clock menu more-arrow no yes mobile

Filed under:

A Look Inside: Why the Browns Restructured the Organization

Chris Pokorny puts his spin on the bold decision by Jimmy Haslam to make an abrupt change.

Daryl Ruiter (92.3 The Fan)

As eventful of an offseason as this has already been so far for the Cleveland Browns, make no mistake that one thing was made clear by Jimmy Haslam's actions on Tuesday: things did not go as planned, and he could not stand by and risk blowing one of the greatest offseason situations, with regard to adding new players, an NFL team could possible ask for. Here's a quick reminder of what we're talking about:

  • $45.46 million in cap space, 3rd most in the NFL.
  • Only seven free agents, meaning we get to retain most, if not all, of our young talent.
  • 10 draft picks, including two first-rounders, a second-rounder, two third-rounders, and two fourth-rounders.

With that type of position in the draft and in free agency, the Browns were set up to have one of the greatest offseasons in recent NFL history, except for one thing: players did not want to come here because of the toxicity of Joe Banner and Michael Lombardi. Haslam can put on a cover story all he wants about the "dysfunction label" being media-fabricated, but the fact that both Banner and Lombardi are being ousted from the organization speaks for itself.

Personally, I thought Banner helped put some great things into motion regarding the business side of things.

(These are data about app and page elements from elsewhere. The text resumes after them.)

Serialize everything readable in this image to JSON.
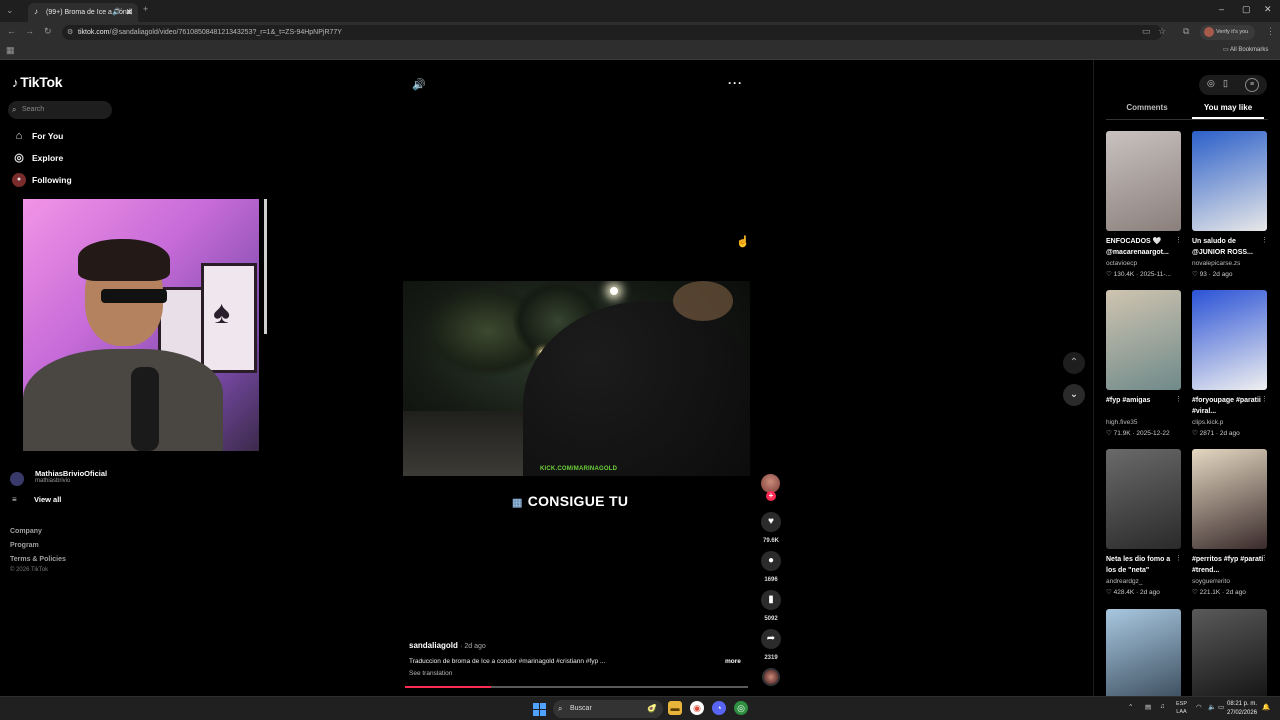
{
  "browser": {
    "tab_title": "(99+) Broma de Ice a Cóndi",
    "address_host": "tiktok.com",
    "address_path": "/@sandaliagold/video/7610850848121343253?_r=1&_t=ZS-94HpNPjR77Y",
    "profile_label": "Verify it's you",
    "bookmarks_label": "All Bookmarks"
  },
  "sidebar": {
    "logo_text": "TikTok",
    "search_placeholder": "Search",
    "nav": [
      {
        "label": "For You",
        "icon": "home-icon"
      },
      {
        "label": "Explore",
        "icon": "compass-icon"
      },
      {
        "label": "Following",
        "icon": "following-avatar-icon"
      }
    ],
    "account": {
      "name": "MathiasBrivioOficial",
      "handle": "mathiasbrivio"
    },
    "view_all": "View all",
    "footer": [
      "Company",
      "Program",
      "Terms & Policies"
    ],
    "copyright": "© 2026 TikTok"
  },
  "player": {
    "watermark": "KICK.COM/MARINAGOLD",
    "caption": "CONSIGUE TU",
    "author": "sandaliagold",
    "date": "· 2d ago",
    "description": "Traduccion de broma de Ice a condor #marinagold #cristiann #fyp ...",
    "more_label": "more",
    "translate_label": "See translation",
    "progress": 0.25,
    "actions": {
      "likes": "79.6K",
      "comments": "1696",
      "saves": "5092",
      "shares": "2319"
    }
  },
  "right_panel": {
    "tabs": {
      "comments": "Comments",
      "you_may_like": "You may like"
    },
    "cards": [
      {
        "title": "ENFOCADOS 🤍 @macarenaargot...",
        "handle": "octavioecp",
        "meta": "♡ 130.4K · 2025-11-...",
        "colors": [
          "#c9c2c0",
          "#8a7f7b"
        ]
      },
      {
        "title": "Un saludo de @JUNIOR ROSS...",
        "handle": "novalepicarse.zs",
        "meta": "♡ 93 · 2d ago",
        "colors": [
          "#2b5fc9",
          "#e8e8e8"
        ]
      },
      {
        "title": "#fyp #amigas",
        "handle": "high.five35",
        "meta": "♡ 71.9K · 2025-12-22",
        "colors": [
          "#cfc4b0",
          "#6f8a8a"
        ]
      },
      {
        "title": "#foryoupage #paratii #viral...",
        "handle": "clips.kick.p",
        "meta": "♡ 2871 · 2d ago",
        "colors": [
          "#2a52d6",
          "#f0f0f0"
        ]
      },
      {
        "title": "Neta les dio fomo a los de \"neta\"",
        "handle": "andreardgz_",
        "meta": "♡ 428.4K · 2d ago",
        "colors": [
          "#6a6a6a",
          "#2a2a2a"
        ]
      },
      {
        "title": "#perritos #fyp #paratí #trend...",
        "handle": "soyguerrerito",
        "meta": "♡ 221.1K · 2d ago",
        "colors": [
          "#e4d8c2",
          "#3a2b2b"
        ]
      },
      {
        "title": "",
        "handle": "",
        "meta": "",
        "colors": [
          "#a9c8e0",
          "#3d4f60"
        ]
      },
      {
        "title": "",
        "handle": "",
        "meta": "",
        "colors": [
          "#5a5a5a",
          "#151515"
        ]
      }
    ]
  },
  "taskbar": {
    "search_label": "Buscar",
    "lang": "ESP",
    "lang_sub": "LAA",
    "time": "08:21 p. m.",
    "date": "27/02/2026"
  }
}
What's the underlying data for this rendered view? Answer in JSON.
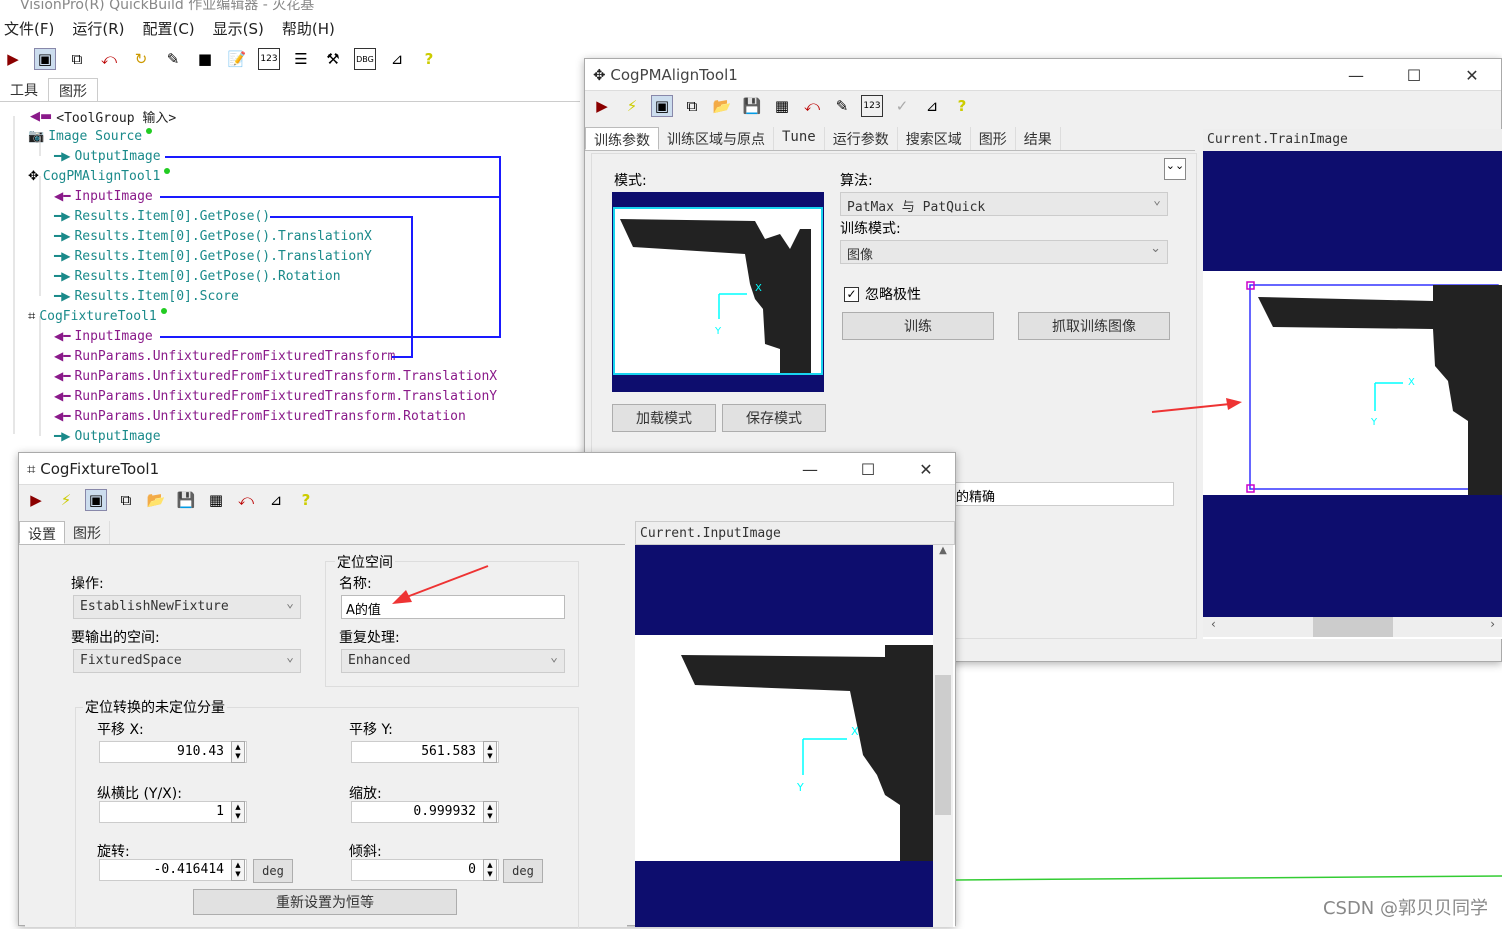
{
  "app": {
    "title": "VisionPro(R) QuickBuild 作业编辑器 - 灭花基",
    "menu": [
      "文件(F)",
      "运行(R)",
      "配置(C)",
      "显示(S)",
      "帮助(H)"
    ],
    "tabs": [
      "工具",
      "图形"
    ]
  },
  "tree": {
    "items": [
      {
        "label": "<ToolGroup 输入>",
        "kind": "plain"
      },
      {
        "label": "Image Source",
        "kind": "out"
      },
      {
        "label": "OutputImage",
        "kind": "out"
      },
      {
        "label": "CogPMAlignTool1",
        "kind": "out"
      },
      {
        "label": "InputImage",
        "kind": "in"
      },
      {
        "label": "Results.Item[0].GetPose()",
        "kind": "out"
      },
      {
        "label": "Results.Item[0].GetPose().TranslationX",
        "kind": "out"
      },
      {
        "label": "Results.Item[0].GetPose().TranslationY",
        "kind": "out"
      },
      {
        "label": "Results.Item[0].GetPose().Rotation",
        "kind": "out"
      },
      {
        "label": "Results.Item[0].Score",
        "kind": "out"
      },
      {
        "label": "CogFixtureTool1",
        "kind": "out"
      },
      {
        "label": "InputImage",
        "kind": "in"
      },
      {
        "label": "RunParams.UnfixturedFromFixturedTransform",
        "kind": "in"
      },
      {
        "label": "RunParams.UnfixturedFromFixturedTransform.TranslationX",
        "kind": "in"
      },
      {
        "label": "RunParams.UnfixturedFromFixturedTransform.TranslationY",
        "kind": "in"
      },
      {
        "label": "RunParams.UnfixturedFromFixturedTransform.Rotation",
        "kind": "in"
      },
      {
        "label": "OutputImage",
        "kind": "out"
      }
    ]
  },
  "pm": {
    "title": "CogPMAlignTool1",
    "tabs": [
      "训练参数",
      "训练区域与原点",
      "Tune",
      "运行参数",
      "搜索区域",
      "图形",
      "结果"
    ],
    "pattern_label": "模式:",
    "algo_label": "算法:",
    "algo_value": "PatMax 与 PatQuick",
    "train_mode_label": "训练模式:",
    "train_mode_value": "图像",
    "ignore_polarity": "忽略极性",
    "train_btn": "训练",
    "grab_btn": "抓取训练图像",
    "load_btn": "加载模式",
    "save_btn": "保存模式",
    "image_title": "Current.TrainImage",
    "partial_text": "的精确"
  },
  "fx": {
    "title": "CogFixtureTool1",
    "tabs": [
      "设置",
      "图形"
    ],
    "op_label": "操作:",
    "op_value": "EstablishNewFixture",
    "out_space_label": "要输出的空间:",
    "out_space_value": "FixturedSpace",
    "group_space": "定位空间",
    "name_label": "名称:",
    "name_value": "A的值",
    "dup_label": "重复处理:",
    "dup_value": "Enhanced",
    "group_transform": "定位转换的未定位分量",
    "tx_label": "平移 X:",
    "tx_value": "910.43",
    "ty_label": "平移 Y:",
    "ty_value": "561.583",
    "aspect_label": "纵横比 (Y/X):",
    "aspect_value": "1",
    "scale_label": "缩放:",
    "scale_value": "0.999932",
    "rot_label": "旋转:",
    "rot_value": "-0.416414",
    "skew_label": "倾斜:",
    "skew_value": "0",
    "deg": "deg",
    "reset_btn": "重新设置为恒等",
    "image_title": "Current.InputImage"
  },
  "watermark": "CSDN @郭贝贝同学"
}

The problem came to Banner meddling himself into the football side of things, to which new general manager Ray Farmer even said, "[Banner] would classify himself as a non-traditional football guy, and I would say that is a good representation." I can't really comment on Lombardi, because no one knows what the hell he ever actually did as a member of the organization because we never got to hear from him.

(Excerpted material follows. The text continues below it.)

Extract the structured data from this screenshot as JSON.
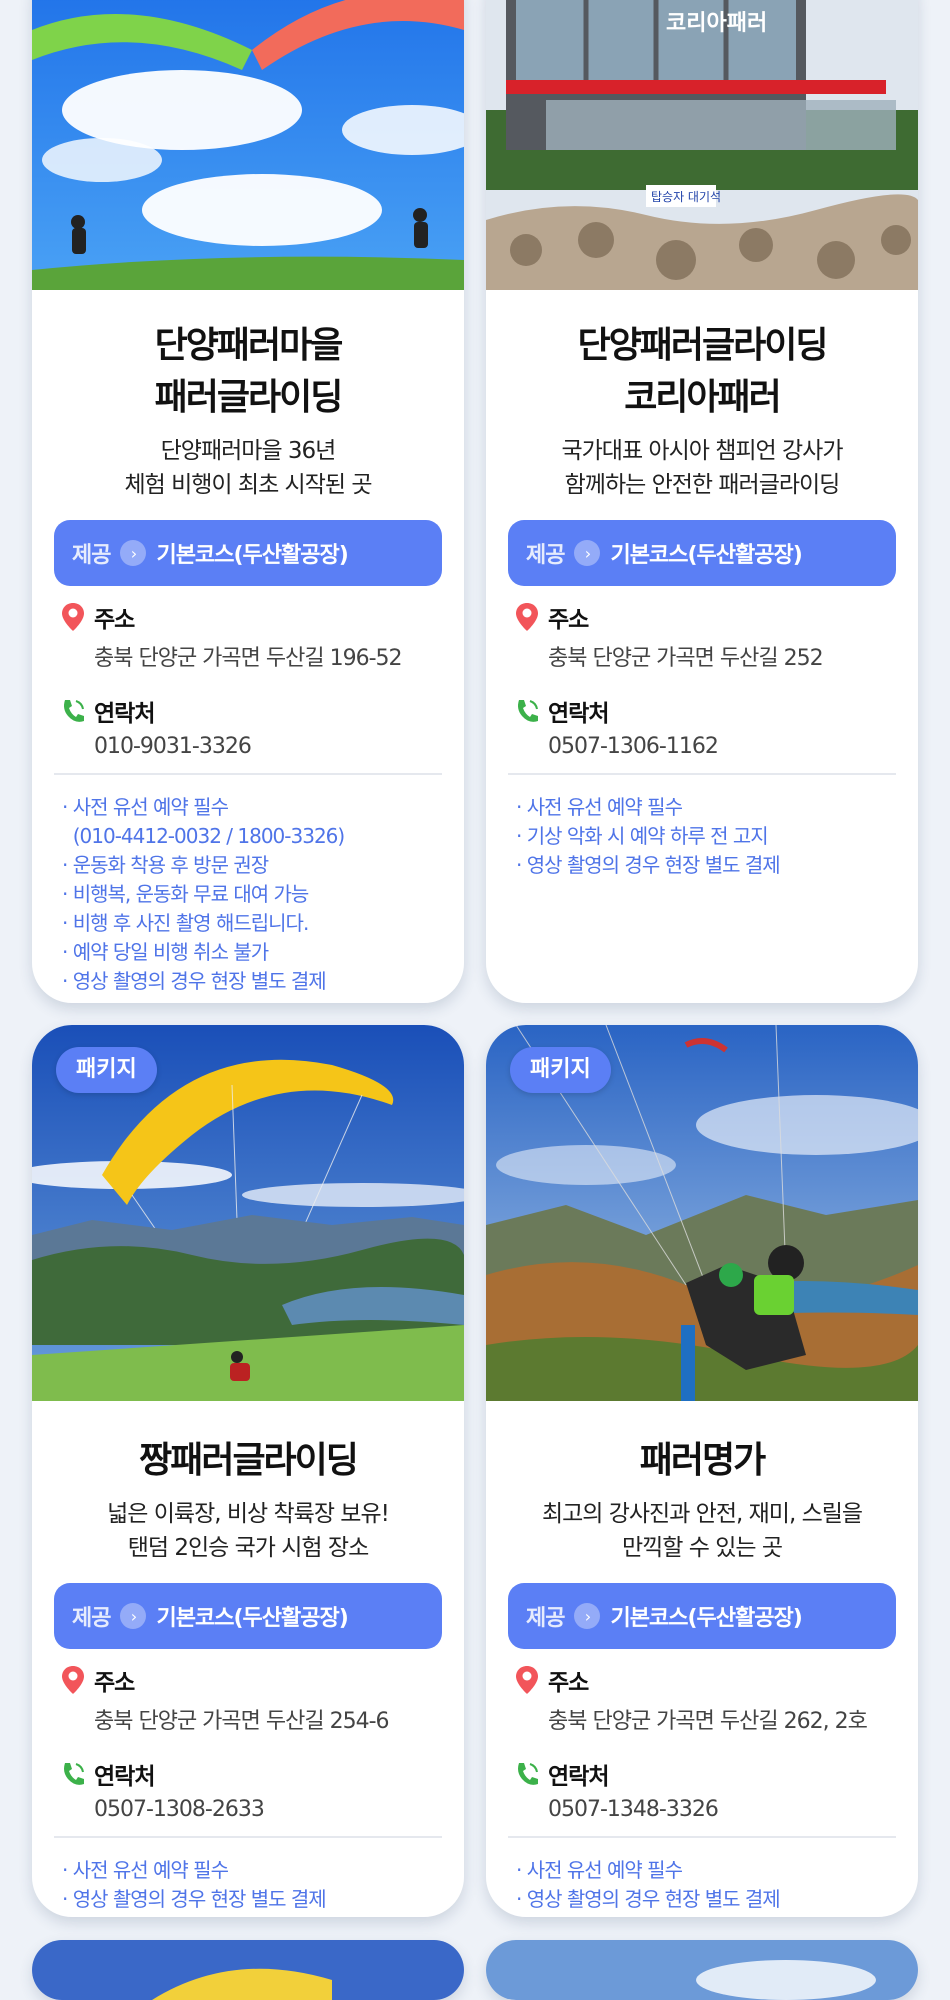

Reading Peter King's column dedicated to the Browns this morning, though, you can see why Haslam started to wince at the thought of these two guys ruining the aforementioned "dream offseason" in terms of cap space and draft picks: they are letting their own agendas get in the way of a harmonious organization, and one that commands respect around the NFL. Take a look at what King's sources told him about the Ken Whisenhunt interview the Browns held a couple of weeks ago:

When Whisenhunt entered the room this year for the interview, he was one of the hottest commodities on the head-coaching market, and the Browns were very interested in him.

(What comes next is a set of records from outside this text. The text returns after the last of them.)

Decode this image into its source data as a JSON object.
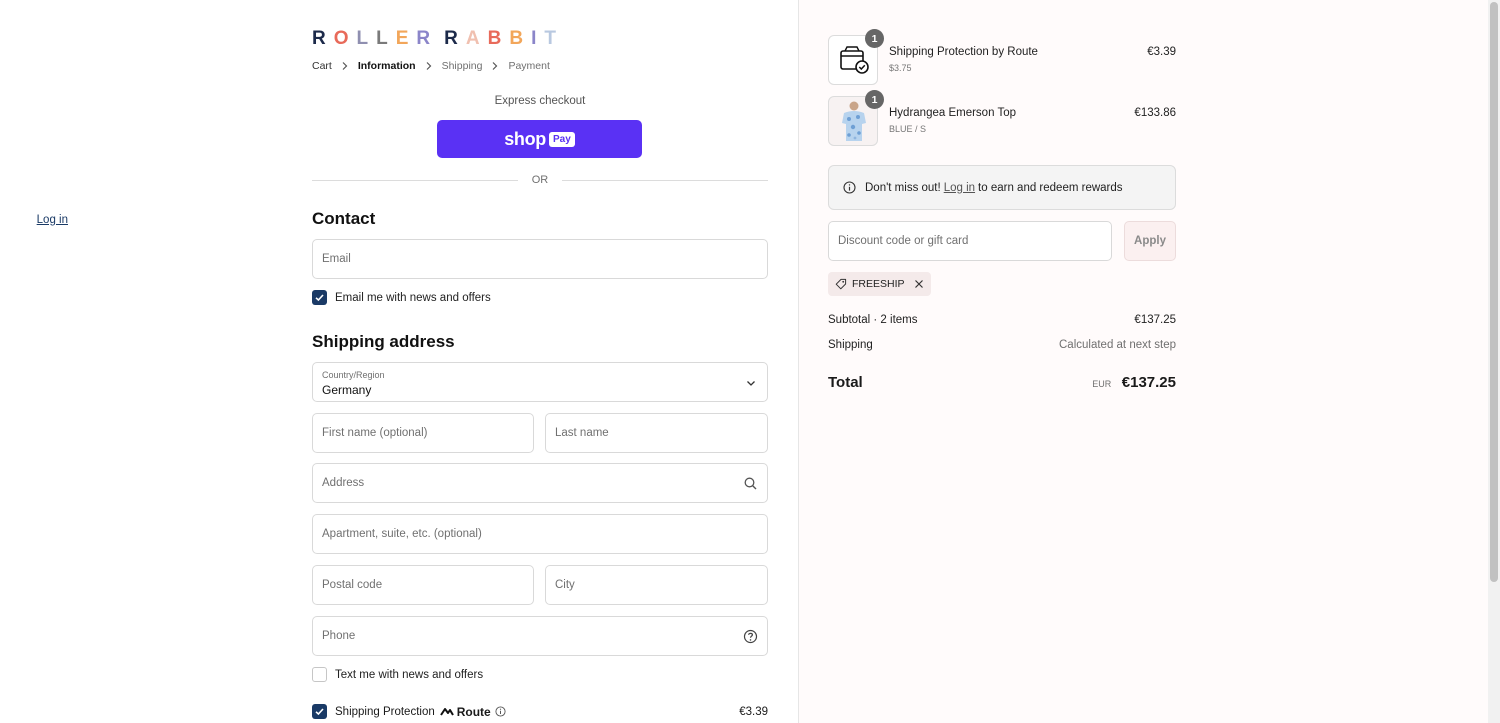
{
  "brand": {
    "logo_letters": [
      {
        "ch": "R",
        "color": "#1c2a4a"
      },
      {
        "ch": "O",
        "color": "#e86a5a"
      },
      {
        "ch": "L",
        "color": "#8f8fb0"
      },
      {
        "ch": "L",
        "color": "#7a7a7a"
      },
      {
        "ch": "E",
        "color": "#f2a65a"
      },
      {
        "ch": "R",
        "color": "#8b85c9"
      },
      {
        "ch": "R",
        "color": "#1c2a4a"
      },
      {
        "ch": "A",
        "color": "#f0c0b0"
      },
      {
        "ch": "B",
        "color": "#e86a5a"
      },
      {
        "ch": "B",
        "color": "#f2a65a"
      },
      {
        "ch": "I",
        "color": "#8b85c9"
      },
      {
        "ch": "T",
        "color": "#b8c8e0"
      }
    ]
  },
  "breadcrumb": {
    "cart": "Cart",
    "information": "Information",
    "shipping": "Shipping",
    "payment": "Payment"
  },
  "express": {
    "label": "Express checkout",
    "shop_label": "shop",
    "pay_label": "Pay",
    "or": "OR"
  },
  "contact": {
    "heading": "Contact",
    "login": "Log in",
    "email_placeholder": "Email",
    "email_news": "Email me with news and offers"
  },
  "shipping": {
    "heading": "Shipping address",
    "country_label": "Country/Region",
    "country_value": "Germany",
    "first_name_placeholder": "First name (optional)",
    "last_name_placeholder": "Last name",
    "address_placeholder": "Address",
    "apartment_placeholder": "Apartment, suite, etc. (optional)",
    "postal_placeholder": "Postal code",
    "city_placeholder": "City",
    "phone_placeholder": "Phone",
    "text_news": "Text me with news and offers",
    "protection_label": "Shipping Protection",
    "route_label": "Route",
    "protection_price": "€3.39"
  },
  "order": {
    "items": [
      {
        "name": "Shipping Protection by Route",
        "sub": "$3.75",
        "price": "€3.39",
        "qty": "1"
      },
      {
        "name": "Hydrangea Emerson Top",
        "sub": "BLUE / S",
        "price": "€133.86",
        "qty": "1"
      }
    ],
    "rewards": {
      "prefix": "Don't miss out!",
      "link": "Log in",
      "suffix": "to earn and redeem rewards"
    },
    "discount_placeholder": "Discount code or gift card",
    "apply": "Apply",
    "tag": "FREESHIP",
    "subtotal_label": "Subtotal · 2 items",
    "subtotal_value": "€137.25",
    "shipping_label": "Shipping",
    "shipping_value": "Calculated at next step",
    "total_label": "Total",
    "total_currency": "EUR",
    "total_value": "€137.25"
  },
  "colors": {
    "accent": "#1a3a66",
    "shoppay": "#5a31f4"
  }
}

Whisenhunt said, "Why didn’t you guys hire me last year?’’

The Browns’ CEO who was in both interviews, Joe Banner, told Whisenhunt he didn’t think the staff he was putting together at the time was "a championship coaching staff."

Whisenhunt, one NFL source said, was peeved that a man who had never coached and who’d been involved in football mainly on the business side would sit in judgment of his potential coaches.

"Who are you to tell me what makes up a championship coaching staff?" Whisenhunt said, with an edge in his voice.

Side note: I encourage everyone to read the entirety of King's article on MMQB.

King added that "Banner’s brusque and sometimes confrontational style rubbed many around the NFL the wrong way," but that it painted a good picture of why "Haslam stunned the NFL with the late-morning announcement." Imagine Haslam in that interview, seeing a respected coach in Whisenhunt telling off his front office. Add in the report from King that Greg Schiano was an intriguing candidate to Haslam after some very strong recommendations by Bill Belichick, but that Banner was "so turned off to Schiano that he was cold during the interview and barely participated in it."

Word travels around the NFL fast. If Whisenhunt was irked by how the Browns' front office ran things, chances are that players associated with him in San Diego, Arizona, Pittsburgh, and anywhere else he's been are going to take his side and stay away from Cleveland. From there, the effect multiplies (as if it wasn't already present) -- all of those players tell their friends, players hear it in the media, etc. Sure, you'll get a guy like Paul Kruger to come here because you're throwing a ton of money at him, but you're not having players line up at your door with confidence in the state of the organization.

Fortunately for Haslam, he had an easy out staring him right in the face: team president Alec Scheiner and assistant general manager Ray Farmer. For all of the negativity that Banner and Lombardi had associated with them league-wide, Scheiner and Farmer had nothing but positive aura surrounding them. I don't know how many owners would actually have the fortitude to pull the trigger and make the change after just one year. To a degree, it was a panic-driven move by Haslam, but that doesn't mean it wasn't the right move, and here's why:

Think about how many free agents or front office people around the league wanted to work for an organization run by Banner and Lombardi. In my head, I picture a lot of players, perhaps even a guy like C Alex Mack, laughing to themselves and thinking, "no thanks."

Now, think about how many free agents or front office people around the league want to work for an organization with clear divisions of Scheiner staying on the business side of things and Farmer as the general manager. I'm not saying players are going to be lining up outside of Berea for a chance to play here, but they are certainly going to entertain the thought of coming here a lot more than they would have before. Any trepidations they would have had about Banner and Lombardi simply vanished into thin air -- and just like that, the Browns are back in business, ready to take full advantage of the luxuries this organization has in cap space and draft picks.

If you don't believe that, here is the most damning evidence of all: